Talk about humiliating! What kind of music have I been listening to for the last 15 years, that I missed out on the idiom, “to throw shade”? Well, obviously, not to Li’l Kim (nee Kimberly Denise Jones), the Bed/Stuy (Brooklyn) rapper, whose 1996 hit “Crush On You” contains the lyric, “I’ma throw shade if I don’t get paid.” Back in the day, the only American rapper I cared about was Eminem [for the arbitrary reason that his hometown, Sterling Heights (Michigan), is where we stabled our horses, Dusk & Owen].
These days I am obsessed with UK rappers, but mostly guys, as heard on BBC Radio 1.
Anyway, the phrase was being bandied about in the middle of the night this weekend, by “tired & emotional” [a euphemism used in the UK press, to avoid libel actions] young people, who couldn’t clarify its meaning just then. “Is it a good thing, or a bad thing, to ‘throw shade’?” I kept asking, to no avail. For the rest of you tragically un-hip, I can now inform you [according to the Urban Dictionary], it’s a bad thing, similar to dissing someone. As to its derivation, their guess is that it comes from that old expression, “to put someone in the shade.” [To outshine them, with one’s wonderfulness.] As used on the Night in Question, I would speculate that it could be a corruption of the German word, Schadenfreude [joy in another’s shame], which (though actually pronounced “shodden froy-deh”) might be transliterated “fro da shade.” [Nar-mean? “Throw the shade,” innit?]
So, who is likely to “throw (da) shade,” and why? Well, duh! Individuals who feel dissed, themselves, are gonna want to diss the disser back, in retaliation. Or…should the disser be unavailable [or too dangerous to diss directly], a proxy target of our aggression [cuz, let’s face it, a diss is an act of aggression] may be substituted. A small example from last week comes to mind. Ruth, the Maine Coon, has made bold [in her 21st year] to usurp the couch pillow [next to me, as I type this] from the erstwhile Top Cat, Zanzibar. She was ruling this roost when Zanzibar came up to roust her [or at least share the spot with her]. The couch is big. They’re small. All 3 cats plus Lili could fit on it easily, with room to spare for a blogger. But Ruth was having none of it. She blasted young Zanzibar with a sustained, foul-smelling hiss [a clear diss], until he backed off, pivoted, and smacked sleeping Lili upside the head with his paw [an act of displaced aggression]. Since Lili is besotted with Zanzibar, she did not appear to feel dissed [perhaps, mistook his bop for a love pat], and, in the event, she did not retaliate.
As noted in previous posts, a diss is often in the eye of the beholder.
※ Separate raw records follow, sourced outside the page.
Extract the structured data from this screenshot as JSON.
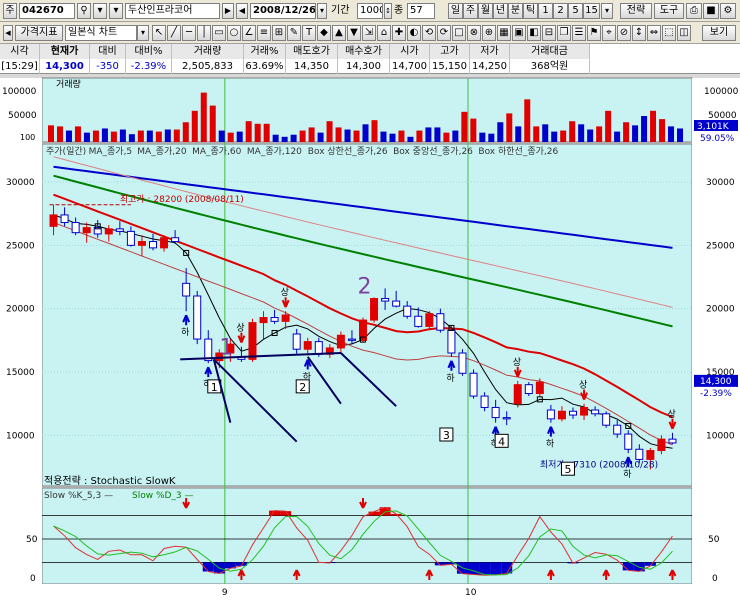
{
  "toolbar1": {
    "menu_glyph": "주",
    "code": "042670",
    "stock_name": "두산인프라코어",
    "date": "2008/12/26",
    "period_label": "기간",
    "period_value": "1000",
    "type_label": "종",
    "type_value": "57",
    "periods": [
      "일",
      "주",
      "월",
      "년",
      "분",
      "틱",
      "1",
      "2",
      "5",
      "15"
    ],
    "strategy_button": "전략",
    "tools_button": "도구"
  },
  "toolbar2": {
    "indicator_button": "가격지표",
    "chart_type": "일본식 차트",
    "view_button": "보기"
  },
  "quote": {
    "headers": [
      "시각",
      "현재가",
      "대비",
      "대비%",
      "거래량",
      "거래%",
      "매도호가",
      "매수호가",
      "시가",
      "고가",
      "저가",
      "거래대금"
    ],
    "values": [
      "[15:29]",
      "14,300",
      "-350",
      "-2.39%",
      "2,505,833",
      "63.69%",
      "14,350",
      "14,300",
      "14,700",
      "15,150",
      "14,250",
      "368억원"
    ]
  },
  "colors": {
    "up": "#e00000",
    "down": "#0000cc",
    "bg": "#c9f3f3",
    "ma5": "#000000",
    "ma20": "#dd0000",
    "ma60": "#008000",
    "ma120": "#0000cc",
    "boxu": "#e06060",
    "bk": "#000060"
  },
  "volume_panel": {
    "title": "거래량",
    "axis_labels": [
      "100000",
      "50000",
      "100",
      "100000",
      "50000"
    ],
    "last_value": "3,101K",
    "last_pct": "59.05%",
    "bars_k": [
      32,
      30,
      22,
      30,
      18,
      22,
      26,
      20,
      24,
      15,
      22,
      22,
      20,
      24,
      24,
      38,
      60,
      95,
      70,
      22,
      18,
      20,
      40,
      35,
      35,
      14,
      10,
      14,
      22,
      28,
      18,
      40,
      28,
      24,
      22,
      34,
      42,
      20,
      16,
      22,
      10,
      22,
      28,
      28,
      18,
      22,
      58,
      45,
      18,
      16,
      38,
      55,
      30,
      82,
      30,
      34,
      20,
      22,
      40,
      34,
      24,
      30,
      60,
      20,
      38,
      32,
      50,
      60,
      44,
      30,
      26
    ],
    "bars_up": [
      1,
      1,
      0,
      1,
      0,
      1,
      0,
      1,
      0,
      0,
      1,
      0,
      1,
      0,
      1,
      1,
      1,
      1,
      1,
      0,
      1,
      0,
      1,
      1,
      1,
      0,
      0,
      0,
      1,
      1,
      0,
      1,
      1,
      0,
      1,
      0,
      1,
      0,
      0,
      1,
      0,
      1,
      0,
      0,
      1,
      0,
      1,
      1,
      0,
      0,
      0,
      1,
      0,
      1,
      1,
      0,
      0,
      1,
      1,
      0,
      0,
      1,
      1,
      0,
      1,
      0,
      0,
      1,
      1,
      0,
      0
    ]
  },
  "price_panel": {
    "legend": [
      "주가(일간)",
      "MA_종가,5",
      "MA_종가,20",
      "MA_종가,60",
      "MA_종가,120",
      "Box 상한선_종가,26",
      "Box 중앙선_종가,26",
      "Box 하한선_종가,26"
    ],
    "axis_labels": [
      "30000",
      "25000",
      "20000",
      "15000",
      "10000"
    ],
    "high_label": "최고가 : 28200 (2008/08/11)",
    "low_label": "최저가 : 7310 (2008/10/28)",
    "current_price": "14,300",
    "current_pct": "-2.39%",
    "up_mark": "상",
    "down_mark": "하",
    "box_labels": [
      "1",
      "2",
      "3",
      "4",
      "5"
    ],
    "handwritten": [
      "1",
      "2"
    ]
  },
  "stoch_panel": {
    "title": "적용전략 : Stochastic SlowK",
    "legend": [
      "Slow %K_5,3",
      "Slow %D_3"
    ],
    "axis_labels": [
      "50",
      "0"
    ]
  },
  "x_axis": {
    "labels": [
      "9",
      "10"
    ]
  },
  "chart_data": {
    "type": "candlestick",
    "title": "",
    "x_labels": [
      "9",
      "10"
    ],
    "y_ticks": [
      10000,
      15000,
      20000,
      25000,
      30000
    ],
    "ylim": [
      6000,
      33000
    ],
    "candles": [
      [
        26500,
        28200,
        25800,
        27400
      ],
      [
        27400,
        28000,
        26500,
        26800
      ],
      [
        26800,
        27200,
        25800,
        26000
      ],
      [
        26000,
        26800,
        25200,
        26400
      ],
      [
        26400,
        27000,
        25600,
        25900
      ],
      [
        25900,
        26600,
        25300,
        26300
      ],
      [
        26300,
        26900,
        25800,
        26100
      ],
      [
        26100,
        26500,
        24900,
        25000
      ],
      [
        25000,
        25800,
        24200,
        25300
      ],
      [
        25300,
        25900,
        24600,
        24800
      ],
      [
        24800,
        25800,
        24500,
        25600
      ],
      [
        25600,
        26200,
        25100,
        25300
      ],
      [
        22000,
        23200,
        19800,
        21000
      ],
      [
        21000,
        21400,
        17200,
        17600
      ],
      [
        17600,
        18300,
        15700,
        15900
      ],
      [
        15900,
        16800,
        15300,
        16500
      ],
      [
        16500,
        17600,
        15800,
        17200
      ],
      [
        16200,
        17000,
        15800,
        16000
      ],
      [
        16000,
        19200,
        15800,
        18900
      ],
      [
        18900,
        19800,
        17600,
        19300
      ],
      [
        19300,
        19900,
        18800,
        19000
      ],
      [
        19000,
        19800,
        18400,
        19500
      ],
      [
        18000,
        18400,
        16400,
        16800
      ],
      [
        16800,
        17700,
        16300,
        17400
      ],
      [
        17400,
        17700,
        16200,
        16400
      ],
      [
        16400,
        17200,
        16100,
        16900
      ],
      [
        16900,
        18200,
        16500,
        17900
      ],
      [
        17600,
        18300,
        17200,
        17500
      ],
      [
        17500,
        19300,
        17300,
        19100
      ],
      [
        19100,
        20900,
        18900,
        20800
      ],
      [
        20800,
        21600,
        19900,
        20600
      ],
      [
        20600,
        21400,
        20100,
        20200
      ],
      [
        20200,
        20600,
        19200,
        19400
      ],
      [
        19400,
        20100,
        18500,
        18600
      ],
      [
        18600,
        19800,
        18300,
        19600
      ],
      [
        19600,
        20000,
        18100,
        18300
      ],
      [
        18300,
        18600,
        16200,
        16500
      ],
      [
        16500,
        16800,
        14700,
        14900
      ],
      [
        14900,
        15200,
        12900,
        13100
      ],
      [
        13100,
        13400,
        11900,
        12200
      ],
      [
        12200,
        12800,
        11000,
        11400
      ],
      [
        11400,
        11900,
        10800,
        11300
      ],
      [
        12500,
        14300,
        12200,
        14000
      ],
      [
        14000,
        14200,
        13100,
        13300
      ],
      [
        13300,
        14500,
        13000,
        14200
      ],
      [
        12000,
        12400,
        11000,
        11300
      ],
      [
        11300,
        12300,
        11100,
        11900
      ],
      [
        11900,
        12200,
        11300,
        11600
      ],
      [
        11600,
        12500,
        11200,
        12200
      ],
      [
        12000,
        12300,
        11500,
        11700
      ],
      [
        11700,
        11900,
        10600,
        10800
      ],
      [
        10800,
        11200,
        9800,
        10100
      ],
      [
        10100,
        10400,
        8600,
        8900
      ],
      [
        8900,
        9300,
        7800,
        8100
      ],
      [
        8100,
        9000,
        7310,
        8800
      ],
      [
        8800,
        10000,
        8500,
        9700
      ],
      [
        9700,
        10200,
        9300,
        9400
      ]
    ]
  }
}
Think of the last time you felt humiliated by the basking of another in the [often arbitrary] limelight of fame, fortune or admiration, while you have been toiling, thanklessly, in the shadows. Gets right up your nose, nar’mean? A former patient of mine described being on the losing end of Fate’s Wheel of Fortune as, “An existential smack on the snout.” It makes you [or me, at least] want to howl, “Das ist nicht FAIR!” like the Clever Dogs of Austria.
I say, first do the Wolfwork of admitting how angry the [implied or in-your-face] diss makes you feel. Then, try to resist passing on the pain by dissing an innocent proxy [a sleeping dog], rather than the actual source of your humiliation [Ruth]. If possible, throw shade so subtly that you don’t get into trouble for it.
The tree that is throwing shade on Lili in the picture is, alas, in big trouble, leaning as it does perilously close to our house in a time of howling winds & earthquakes. The axeman cometh.